Anatomy of the Eye
The image above is a drawing i have made of the anatomy of the eye
The image above is one i have created, showing the front of the eye
The eyeball consists of three layers:
1. Fibrous layer - This is the external layer and consists of the sclera and cornea. It provides shape and resistance to the eyeball. It also provides an attachment for the extraocular and intraocular muscles of the eye. The sclera covers most of the eyeball whereas the cornea covers a small part of the front of the eye. The sclera is relatively avascular whereas the cornea is completely avascular as it relies on nutrient supply from nearby capillary beds in its periphery, lacrimal fluid and aqueous humour. The junction between the sclera and cornea is called the corneoscleral junction. This comprises the corneal limbus, which is the angle formed by the curvatures intersecting at this region.
2. Vascular layer - This consists of the Choroid, Ciliary body and Iris and is also called the Uveal tract. The choroid is contained between the sclera and the retina and is the vascular part of the eyeball lining most of the sclera. It also contains the choriocapillaries which are closest to, and supply blood to the retina. The choroid is attached to the retinal pigment epithelium. This structure has the highest perfusion rate per gram of tissue compared to all the vascular beds in the body. It is the choroid which causes the 'red eye' to appear in flash photography. The Ciliary body is a muscular thickening which connects the choroid to the iris. It is also an attachment point for the lens. The contraction and relaxation of the ciliary body controls the focussing of the lens by changing its thickness via the suspensory ligaments. Aqueous humour is secreted by the ciliary processes on the internal surface of the ciliary body. This fills the anterior chamber of the eyeball (anterior to lens, ciliary body and suspensory ligaments and behind the iris) and drains into the Canal of Schlemm. The Iris lies anterior to the lens and is the coloured part of the eye. It is composed of two muscles: the Sphincter Pupillae, which constricts the pupil via the parasympathetic nervous system and the Dilator Pupillae, which dilates the pupil via the sympathetic nervous system.
3. Inner layer - This layer is called the Retina and is the sensory neural layer. It consists of two parts: an optic part and a non-visual part.The optic part contains two layers and is sensitive to light. One layer is the neural layer, which is light receptive. The other is a pigmented layer which reduces the scattering of light and therefore enhances the light-absorbing capacity of the choroid layer. The non-visual retina continues anteriorly from the pigmented layer, extending towards the ciliary body and the iris. This is called the ciliary and iridial part of the retina respectively. In clinical terms, the posterior part of the eyeball is called the fundus. An image of a fundus is shown below.
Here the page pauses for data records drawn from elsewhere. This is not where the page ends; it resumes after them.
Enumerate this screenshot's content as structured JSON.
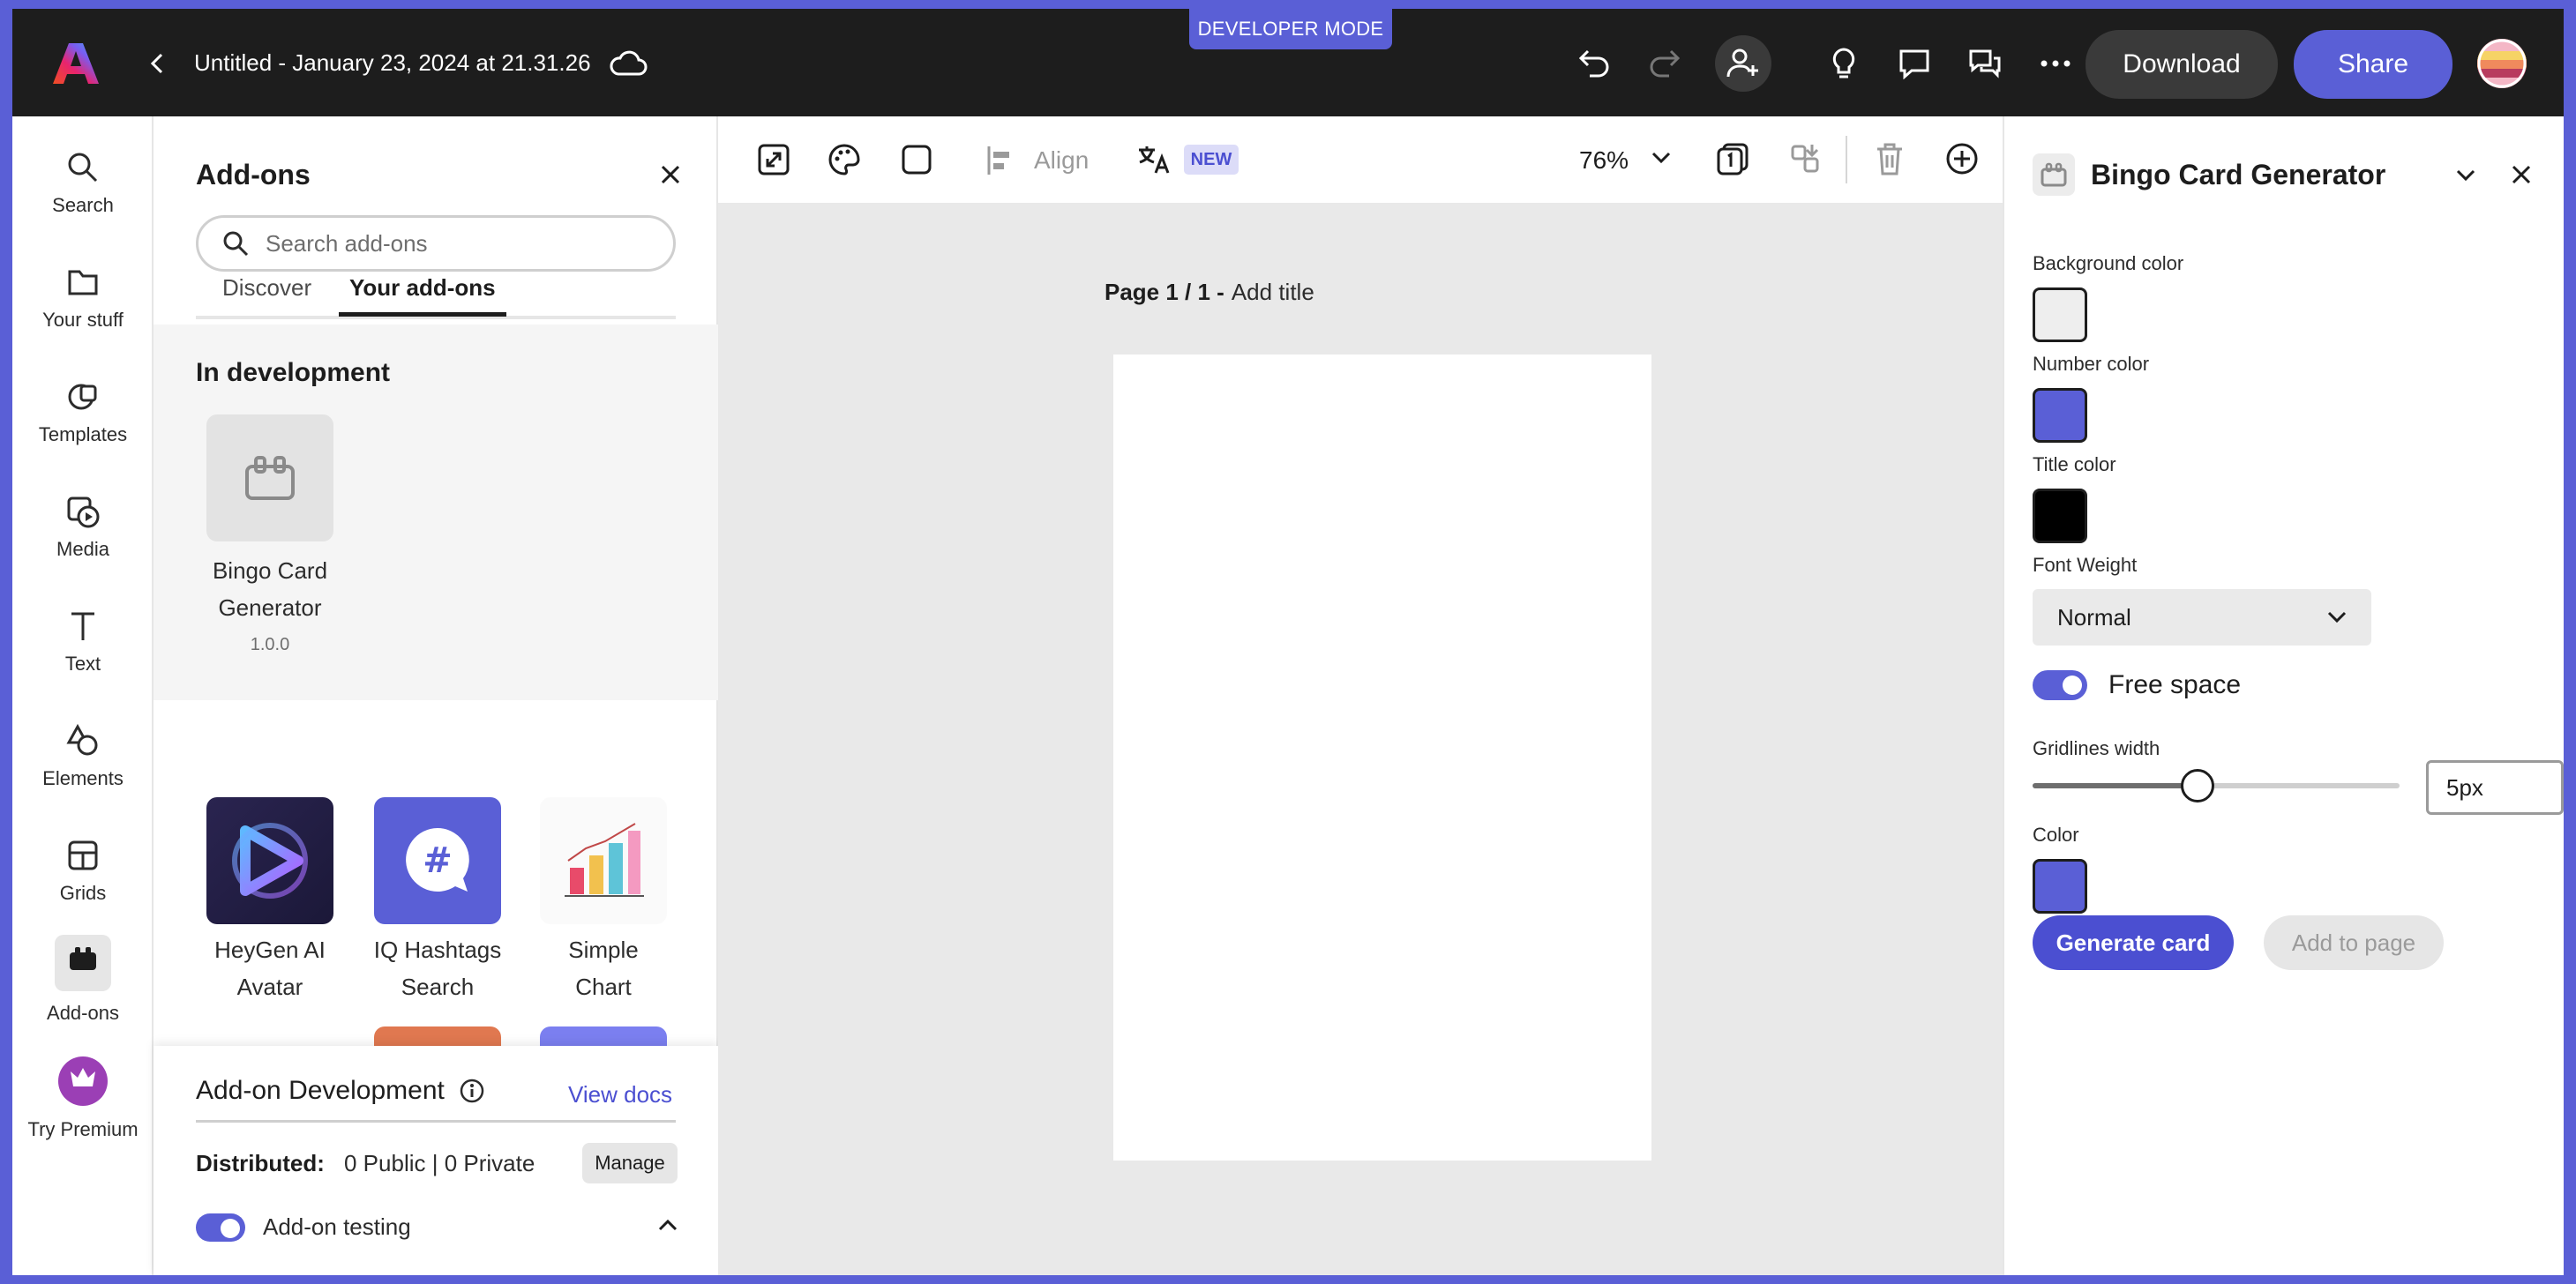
{
  "window": {
    "title": "Untitled - January 23, 2024 at 21.31.26",
    "dev_mode": "DEVELOPER MODE"
  },
  "topbar": {
    "download_label": "Download",
    "share_label": "Share"
  },
  "left_rail": {
    "items": [
      {
        "label": "Search",
        "icon": "search-icon"
      },
      {
        "label": "Your stuff",
        "icon": "folder-icon"
      },
      {
        "label": "Templates",
        "icon": "templates-icon"
      },
      {
        "label": "Media",
        "icon": "media-icon"
      },
      {
        "label": "Text",
        "icon": "text-icon"
      },
      {
        "label": "Elements",
        "icon": "elements-icon"
      },
      {
        "label": "Grids",
        "icon": "grids-icon"
      },
      {
        "label": "Add-ons",
        "icon": "addons-icon"
      },
      {
        "label": "Try Premium",
        "icon": "crown-icon"
      }
    ]
  },
  "addons_panel": {
    "title": "Add-ons",
    "search_placeholder": "Search add-ons",
    "tabs": [
      {
        "label": "Discover"
      },
      {
        "label": "Your add-ons"
      }
    ],
    "in_dev_heading": "In development",
    "dev_addon": {
      "name_line1": "Bingo Card",
      "name_line2": "Generator",
      "version": "1.0.0"
    },
    "addons": [
      {
        "line1": "HeyGen AI",
        "line2": "Avatar"
      },
      {
        "line1": "IQ Hashtags",
        "line2": "Search"
      },
      {
        "line1": "Simple",
        "line2": "Chart"
      }
    ],
    "dev_section": {
      "title": "Add-on Development",
      "view_docs": "View docs",
      "distributed_label": "Distributed:",
      "distributed_value": "0 Public | 0 Private",
      "manage_label": "Manage",
      "testing_label": "Add-on testing"
    }
  },
  "toolbar": {
    "align_label": "Align",
    "new_badge": "NEW",
    "zoom": "76%"
  },
  "canvas": {
    "page_label": "Page 1 / 1 -",
    "page_title_placeholder": "Add title"
  },
  "bingo_panel": {
    "title": "Bingo Card Generator",
    "background_color_label": "Background color",
    "background_color": "#eeeeee",
    "number_color_label": "Number color",
    "number_color": "#5a5fd6",
    "title_color_label": "Title color",
    "title_color": "#000000",
    "font_weight_label": "Font Weight",
    "font_weight_value": "Normal",
    "free_space_label": "Free space",
    "free_space_on": true,
    "gridlines_label": "Gridlines width",
    "gridlines_value": "5px",
    "gridlines_slider_fraction": 0.45,
    "color_label": "Color",
    "color_value": "#5a5fd6",
    "generate_label": "Generate card",
    "add_to_page_label": "Add to page"
  },
  "colors": {
    "accent": "#5a5fd6",
    "topbar": "#1d1d1d",
    "canvas_bg": "#e9e9e9"
  }
}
Anatomy of the Retina
Above is a labelled image of my own retina, showing the main features of a normal retina
Macula Lutea - This is a rounded yellow area in the retina where the light is focussed on by the lens. This yellow colour is only seen when the retina is being examined by red-free light. It contains the Fovea at the centre and is specialised for the acuity of vision.
Fovea Centralis - This is the a small depression at the centre of the Macula and contains the highest number of photoreceptors, mainly cones, which are involved in high resolution colour vision. This area is avascular and is 1.5mm in diameter. The centre of the fovea is called the foveola.
Optic Disk - This is where the retinal ganglion cells emerge and form the Optic nerve (CN II). The sensory fibers and vessels for the optic nerve enter the eye here. The optic disk contains no photorecepetors and is therefore insensitive to light. This region is called the 'blind spot'.
Peripheral Retina - The peripheral retina contains more rods than cones which are evenly spaced out. This is responsible for peripheral vision.
Blood supply of the Retina -The retina is supplied by the Central Retinal artery which arises from the Ophthalmic artery. The rods and cones on the outer layer are supplied by the choriocapillaries. Venous drainage occurs via the Central retinal vein.